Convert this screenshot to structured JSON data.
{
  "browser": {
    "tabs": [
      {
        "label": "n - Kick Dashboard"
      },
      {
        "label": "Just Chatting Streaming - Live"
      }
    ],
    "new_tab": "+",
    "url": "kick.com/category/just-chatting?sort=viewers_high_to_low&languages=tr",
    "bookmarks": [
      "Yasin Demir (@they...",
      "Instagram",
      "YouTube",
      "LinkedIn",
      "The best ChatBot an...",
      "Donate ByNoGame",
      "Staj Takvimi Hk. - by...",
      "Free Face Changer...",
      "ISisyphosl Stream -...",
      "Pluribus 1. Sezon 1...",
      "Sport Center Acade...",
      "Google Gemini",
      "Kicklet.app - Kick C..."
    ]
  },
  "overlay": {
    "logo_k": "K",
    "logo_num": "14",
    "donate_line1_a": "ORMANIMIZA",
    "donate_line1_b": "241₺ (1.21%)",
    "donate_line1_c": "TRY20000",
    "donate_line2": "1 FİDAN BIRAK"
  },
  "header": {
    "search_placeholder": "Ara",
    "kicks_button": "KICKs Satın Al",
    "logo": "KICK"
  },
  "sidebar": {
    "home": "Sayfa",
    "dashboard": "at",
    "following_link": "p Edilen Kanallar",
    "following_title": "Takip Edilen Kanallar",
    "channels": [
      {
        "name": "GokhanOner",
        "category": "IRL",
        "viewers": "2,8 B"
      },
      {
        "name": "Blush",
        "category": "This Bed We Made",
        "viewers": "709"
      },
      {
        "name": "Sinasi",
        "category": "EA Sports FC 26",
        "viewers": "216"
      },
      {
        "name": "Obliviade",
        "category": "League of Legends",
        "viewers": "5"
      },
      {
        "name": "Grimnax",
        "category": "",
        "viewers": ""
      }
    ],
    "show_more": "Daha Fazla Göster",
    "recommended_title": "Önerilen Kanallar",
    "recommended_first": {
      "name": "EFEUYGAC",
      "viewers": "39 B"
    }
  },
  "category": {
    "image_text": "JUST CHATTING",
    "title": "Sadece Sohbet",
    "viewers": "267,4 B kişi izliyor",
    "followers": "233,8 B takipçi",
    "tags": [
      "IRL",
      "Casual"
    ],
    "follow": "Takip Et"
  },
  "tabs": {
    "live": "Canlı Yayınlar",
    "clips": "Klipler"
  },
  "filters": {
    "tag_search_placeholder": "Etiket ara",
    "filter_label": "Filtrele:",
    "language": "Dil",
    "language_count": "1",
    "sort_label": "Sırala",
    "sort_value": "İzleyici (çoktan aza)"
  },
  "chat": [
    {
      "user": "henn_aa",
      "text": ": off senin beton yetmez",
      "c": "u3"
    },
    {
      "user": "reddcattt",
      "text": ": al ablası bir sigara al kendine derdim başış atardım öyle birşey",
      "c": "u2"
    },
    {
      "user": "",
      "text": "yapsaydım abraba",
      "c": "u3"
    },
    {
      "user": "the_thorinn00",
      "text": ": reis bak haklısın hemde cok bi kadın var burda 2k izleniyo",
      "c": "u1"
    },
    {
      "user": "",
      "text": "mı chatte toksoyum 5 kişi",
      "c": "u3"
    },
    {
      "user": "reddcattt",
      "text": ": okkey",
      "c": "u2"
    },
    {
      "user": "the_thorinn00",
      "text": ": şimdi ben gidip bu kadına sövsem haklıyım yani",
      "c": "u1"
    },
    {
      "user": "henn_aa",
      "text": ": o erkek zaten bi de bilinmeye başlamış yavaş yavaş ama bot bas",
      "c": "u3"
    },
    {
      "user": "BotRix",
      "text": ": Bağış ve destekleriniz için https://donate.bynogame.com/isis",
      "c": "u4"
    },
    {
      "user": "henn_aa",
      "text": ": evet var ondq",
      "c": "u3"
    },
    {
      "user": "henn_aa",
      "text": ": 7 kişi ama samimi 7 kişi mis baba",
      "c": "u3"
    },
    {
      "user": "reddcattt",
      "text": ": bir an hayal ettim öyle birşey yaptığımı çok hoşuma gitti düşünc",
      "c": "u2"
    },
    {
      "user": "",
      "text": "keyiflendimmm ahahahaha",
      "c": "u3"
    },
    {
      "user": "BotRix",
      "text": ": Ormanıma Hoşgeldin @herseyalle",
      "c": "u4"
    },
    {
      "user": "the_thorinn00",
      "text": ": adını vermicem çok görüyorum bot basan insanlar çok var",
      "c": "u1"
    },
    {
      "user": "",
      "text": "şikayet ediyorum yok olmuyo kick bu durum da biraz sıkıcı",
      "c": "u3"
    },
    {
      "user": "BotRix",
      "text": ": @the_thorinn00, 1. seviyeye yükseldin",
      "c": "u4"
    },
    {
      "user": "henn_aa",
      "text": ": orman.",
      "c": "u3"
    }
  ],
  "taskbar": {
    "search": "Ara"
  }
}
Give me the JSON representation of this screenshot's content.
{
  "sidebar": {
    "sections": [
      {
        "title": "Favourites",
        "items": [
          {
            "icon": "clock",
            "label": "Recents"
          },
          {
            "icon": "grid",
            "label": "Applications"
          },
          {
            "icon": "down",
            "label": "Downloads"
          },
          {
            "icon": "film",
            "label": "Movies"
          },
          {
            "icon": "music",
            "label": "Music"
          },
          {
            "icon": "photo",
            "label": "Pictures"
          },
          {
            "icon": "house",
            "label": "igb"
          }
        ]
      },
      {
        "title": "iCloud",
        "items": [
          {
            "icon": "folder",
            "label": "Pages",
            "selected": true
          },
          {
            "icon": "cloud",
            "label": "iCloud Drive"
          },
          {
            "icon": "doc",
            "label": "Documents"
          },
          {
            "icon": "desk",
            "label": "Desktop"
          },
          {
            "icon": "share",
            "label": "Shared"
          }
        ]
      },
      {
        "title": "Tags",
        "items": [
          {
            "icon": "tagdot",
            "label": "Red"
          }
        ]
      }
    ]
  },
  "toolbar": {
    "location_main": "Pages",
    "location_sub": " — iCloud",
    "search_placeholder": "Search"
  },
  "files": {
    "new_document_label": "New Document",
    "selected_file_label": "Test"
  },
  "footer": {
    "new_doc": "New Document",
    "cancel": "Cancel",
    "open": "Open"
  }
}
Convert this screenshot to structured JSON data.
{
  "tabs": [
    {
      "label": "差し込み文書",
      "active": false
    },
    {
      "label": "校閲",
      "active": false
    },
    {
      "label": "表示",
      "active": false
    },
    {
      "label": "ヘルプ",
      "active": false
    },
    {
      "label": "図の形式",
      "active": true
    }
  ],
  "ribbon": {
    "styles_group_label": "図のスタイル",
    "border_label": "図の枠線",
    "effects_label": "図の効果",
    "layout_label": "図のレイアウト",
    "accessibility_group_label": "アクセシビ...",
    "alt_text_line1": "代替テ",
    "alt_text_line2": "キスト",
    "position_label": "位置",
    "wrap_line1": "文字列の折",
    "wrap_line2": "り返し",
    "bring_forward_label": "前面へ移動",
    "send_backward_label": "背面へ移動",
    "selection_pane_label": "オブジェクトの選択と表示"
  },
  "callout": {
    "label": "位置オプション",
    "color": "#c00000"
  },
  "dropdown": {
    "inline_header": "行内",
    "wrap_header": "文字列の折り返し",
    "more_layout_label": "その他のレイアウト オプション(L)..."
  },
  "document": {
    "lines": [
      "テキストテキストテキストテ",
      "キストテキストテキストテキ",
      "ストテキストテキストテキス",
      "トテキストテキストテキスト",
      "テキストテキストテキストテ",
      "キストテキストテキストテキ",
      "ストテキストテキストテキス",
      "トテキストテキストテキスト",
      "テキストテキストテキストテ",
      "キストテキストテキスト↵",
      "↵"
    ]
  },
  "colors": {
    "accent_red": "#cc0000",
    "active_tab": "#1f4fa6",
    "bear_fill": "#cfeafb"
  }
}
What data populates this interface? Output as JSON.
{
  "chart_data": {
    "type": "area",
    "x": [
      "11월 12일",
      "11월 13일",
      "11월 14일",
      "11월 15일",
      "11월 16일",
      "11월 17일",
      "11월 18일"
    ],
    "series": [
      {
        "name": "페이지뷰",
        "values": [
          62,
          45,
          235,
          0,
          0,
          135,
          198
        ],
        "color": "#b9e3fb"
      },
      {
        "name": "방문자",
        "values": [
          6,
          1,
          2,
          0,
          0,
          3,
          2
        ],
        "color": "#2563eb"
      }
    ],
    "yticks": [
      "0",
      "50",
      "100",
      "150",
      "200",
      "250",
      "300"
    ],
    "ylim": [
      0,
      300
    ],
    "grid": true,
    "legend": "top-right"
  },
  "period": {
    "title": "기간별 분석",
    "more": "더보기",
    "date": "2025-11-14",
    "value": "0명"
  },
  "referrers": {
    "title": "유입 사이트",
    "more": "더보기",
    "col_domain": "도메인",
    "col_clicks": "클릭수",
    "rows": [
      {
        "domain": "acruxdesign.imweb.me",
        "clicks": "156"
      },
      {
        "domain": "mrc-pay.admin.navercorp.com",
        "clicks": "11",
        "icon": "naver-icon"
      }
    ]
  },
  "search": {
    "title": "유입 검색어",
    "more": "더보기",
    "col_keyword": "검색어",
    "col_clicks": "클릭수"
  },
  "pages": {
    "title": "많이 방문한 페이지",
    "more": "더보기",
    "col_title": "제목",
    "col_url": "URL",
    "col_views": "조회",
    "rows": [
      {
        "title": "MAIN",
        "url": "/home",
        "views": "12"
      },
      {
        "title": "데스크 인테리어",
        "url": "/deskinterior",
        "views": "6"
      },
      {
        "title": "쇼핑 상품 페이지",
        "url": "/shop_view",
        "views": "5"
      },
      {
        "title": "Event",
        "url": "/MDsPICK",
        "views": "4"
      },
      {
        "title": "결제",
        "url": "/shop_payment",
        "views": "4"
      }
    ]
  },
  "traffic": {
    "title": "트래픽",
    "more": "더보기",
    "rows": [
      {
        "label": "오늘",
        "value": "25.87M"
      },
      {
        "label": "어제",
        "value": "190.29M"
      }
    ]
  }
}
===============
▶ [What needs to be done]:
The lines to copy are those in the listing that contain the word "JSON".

▶ [Solution]:
Convert this screenshot to structured JSON data.
Give me the JSON representation of this screenshot's content.
Convert this screenshot to structured JSON data.
What data populates this interface? Output as JSON.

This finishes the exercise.